Doug Lee is always going to be as he is right now—short, doughy and 15. And if high school sucks for many kids, it especially does now for Doug: He is a vampire. But this vampire story doesn’t follow in the tracks of so many others of late. Readers will be howling with laughter through many scenes, but author Adam Rex balances the humor with plenty of seriousness and social commentary for readers to sink their teeth into, as well.

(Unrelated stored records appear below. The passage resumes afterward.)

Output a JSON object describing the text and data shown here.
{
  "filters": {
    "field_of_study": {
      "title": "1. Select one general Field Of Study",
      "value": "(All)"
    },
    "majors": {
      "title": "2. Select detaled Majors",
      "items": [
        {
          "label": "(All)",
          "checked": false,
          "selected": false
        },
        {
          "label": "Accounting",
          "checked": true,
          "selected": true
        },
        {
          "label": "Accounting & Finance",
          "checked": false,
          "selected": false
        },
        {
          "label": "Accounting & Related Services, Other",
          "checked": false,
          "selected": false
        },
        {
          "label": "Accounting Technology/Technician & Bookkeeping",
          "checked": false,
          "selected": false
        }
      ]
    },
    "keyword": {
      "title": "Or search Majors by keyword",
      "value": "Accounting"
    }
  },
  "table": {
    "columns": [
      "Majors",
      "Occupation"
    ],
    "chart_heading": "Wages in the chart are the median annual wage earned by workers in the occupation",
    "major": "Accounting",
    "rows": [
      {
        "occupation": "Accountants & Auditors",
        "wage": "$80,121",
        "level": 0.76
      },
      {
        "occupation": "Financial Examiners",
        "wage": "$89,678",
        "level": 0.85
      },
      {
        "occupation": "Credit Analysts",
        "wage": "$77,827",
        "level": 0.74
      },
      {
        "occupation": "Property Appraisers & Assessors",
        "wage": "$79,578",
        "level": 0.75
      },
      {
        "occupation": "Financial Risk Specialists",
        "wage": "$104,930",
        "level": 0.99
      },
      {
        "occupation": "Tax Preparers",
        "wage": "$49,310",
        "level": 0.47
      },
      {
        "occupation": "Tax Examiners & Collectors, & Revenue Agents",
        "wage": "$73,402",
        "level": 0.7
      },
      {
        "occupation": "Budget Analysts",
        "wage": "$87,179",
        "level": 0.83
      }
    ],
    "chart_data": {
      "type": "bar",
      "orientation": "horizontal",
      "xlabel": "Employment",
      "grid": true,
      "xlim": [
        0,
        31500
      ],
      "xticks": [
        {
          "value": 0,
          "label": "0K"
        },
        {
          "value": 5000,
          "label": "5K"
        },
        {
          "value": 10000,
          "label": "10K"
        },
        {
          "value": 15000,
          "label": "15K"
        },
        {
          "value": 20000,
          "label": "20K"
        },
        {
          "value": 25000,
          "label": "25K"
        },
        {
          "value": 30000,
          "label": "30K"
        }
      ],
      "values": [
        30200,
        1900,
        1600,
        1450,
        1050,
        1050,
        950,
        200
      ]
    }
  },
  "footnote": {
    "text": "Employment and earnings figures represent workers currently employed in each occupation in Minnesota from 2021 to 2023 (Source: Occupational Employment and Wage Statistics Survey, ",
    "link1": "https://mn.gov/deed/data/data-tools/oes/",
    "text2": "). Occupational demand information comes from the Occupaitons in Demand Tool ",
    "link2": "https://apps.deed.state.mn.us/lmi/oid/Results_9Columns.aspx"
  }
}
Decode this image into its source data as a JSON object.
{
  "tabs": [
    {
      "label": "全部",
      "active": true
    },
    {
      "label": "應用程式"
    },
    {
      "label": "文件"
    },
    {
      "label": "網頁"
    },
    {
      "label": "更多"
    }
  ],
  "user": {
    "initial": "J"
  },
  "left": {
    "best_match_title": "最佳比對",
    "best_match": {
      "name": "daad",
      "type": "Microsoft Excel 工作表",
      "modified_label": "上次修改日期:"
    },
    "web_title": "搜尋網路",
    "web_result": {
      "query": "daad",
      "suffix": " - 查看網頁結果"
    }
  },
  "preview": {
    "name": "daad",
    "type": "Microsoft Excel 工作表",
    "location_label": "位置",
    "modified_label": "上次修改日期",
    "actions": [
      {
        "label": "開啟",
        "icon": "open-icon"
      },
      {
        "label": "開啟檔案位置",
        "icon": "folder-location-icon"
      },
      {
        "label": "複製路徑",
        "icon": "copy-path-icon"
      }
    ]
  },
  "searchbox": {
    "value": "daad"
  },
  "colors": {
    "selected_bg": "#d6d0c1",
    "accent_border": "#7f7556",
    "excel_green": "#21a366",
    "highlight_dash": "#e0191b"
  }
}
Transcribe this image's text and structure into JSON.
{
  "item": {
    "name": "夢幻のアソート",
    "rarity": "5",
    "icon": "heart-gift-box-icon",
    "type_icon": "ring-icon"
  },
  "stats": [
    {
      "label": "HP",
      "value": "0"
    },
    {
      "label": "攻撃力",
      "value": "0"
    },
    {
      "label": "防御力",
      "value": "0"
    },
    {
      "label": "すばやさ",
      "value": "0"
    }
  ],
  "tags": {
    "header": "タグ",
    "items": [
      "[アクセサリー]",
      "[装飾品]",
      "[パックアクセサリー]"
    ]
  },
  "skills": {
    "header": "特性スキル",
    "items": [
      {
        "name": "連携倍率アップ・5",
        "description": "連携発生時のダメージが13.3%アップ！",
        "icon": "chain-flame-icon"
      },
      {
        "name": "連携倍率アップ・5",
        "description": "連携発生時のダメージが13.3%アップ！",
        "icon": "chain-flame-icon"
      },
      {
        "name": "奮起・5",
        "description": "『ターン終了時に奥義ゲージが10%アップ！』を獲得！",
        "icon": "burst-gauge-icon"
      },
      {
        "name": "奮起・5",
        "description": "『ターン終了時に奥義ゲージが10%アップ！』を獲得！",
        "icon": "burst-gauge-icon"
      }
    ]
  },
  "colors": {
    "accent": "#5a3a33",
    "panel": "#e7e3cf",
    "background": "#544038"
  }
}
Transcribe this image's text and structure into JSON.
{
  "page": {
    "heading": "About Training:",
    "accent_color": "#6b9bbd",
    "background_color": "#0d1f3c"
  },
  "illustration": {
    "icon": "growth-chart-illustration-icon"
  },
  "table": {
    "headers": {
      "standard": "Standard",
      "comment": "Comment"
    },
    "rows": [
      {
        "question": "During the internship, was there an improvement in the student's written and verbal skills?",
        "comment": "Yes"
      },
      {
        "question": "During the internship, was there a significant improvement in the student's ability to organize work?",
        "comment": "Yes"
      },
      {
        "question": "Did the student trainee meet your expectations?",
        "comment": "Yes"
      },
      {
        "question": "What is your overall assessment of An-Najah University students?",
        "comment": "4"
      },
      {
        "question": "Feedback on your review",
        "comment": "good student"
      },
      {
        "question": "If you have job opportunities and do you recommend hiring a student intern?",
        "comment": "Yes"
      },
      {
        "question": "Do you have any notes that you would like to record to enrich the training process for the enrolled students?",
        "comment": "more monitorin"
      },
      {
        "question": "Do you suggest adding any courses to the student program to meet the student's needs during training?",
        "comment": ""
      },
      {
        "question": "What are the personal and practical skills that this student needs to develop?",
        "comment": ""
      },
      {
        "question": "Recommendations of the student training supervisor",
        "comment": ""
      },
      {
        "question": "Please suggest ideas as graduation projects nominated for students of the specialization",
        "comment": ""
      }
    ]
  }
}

Early in the tale, Doug, a newly-created vampire, is trying to figure out who or what to feed upon. In a series of misadventures, he gets sucker-punched by a panda at the San Diego Zoo, is thwarted in his attempt to raid a bloodmobile by a nurse with an attitude, and witnesses two Kool-Aid Men fighting at a comic book convention. Later, his friend Jay tries out some traditional anti-vampire devices on Doug, just to learn more about his dilemma. A silver crucifix has no effect, but then Doug is Jewish; however, a Star of David doesn’t work either. Garlic? Doug loves garlic. In fact, he picked up his nickname “Meatball” because he smelled like Italian food. Jay tosses a pile of rice at Doug’s feet and asks Doug how many grains there are. Doug says, “I don’t know—I’m not autistic, I’m a vampire.”
Doug is attracted to Sejal, an exchange student from India, but Sejal is creeped out by him, though all of her friends agree that Doug has looked different lately—better looking, more confident, with a certain animal magnetism about him. It’s the language and sexual jokes among Sejal and her friends that make this a story for older readers, but those readers will eat this up, enjoying the high-stakes drama as Doug tries to take charge of his destiny.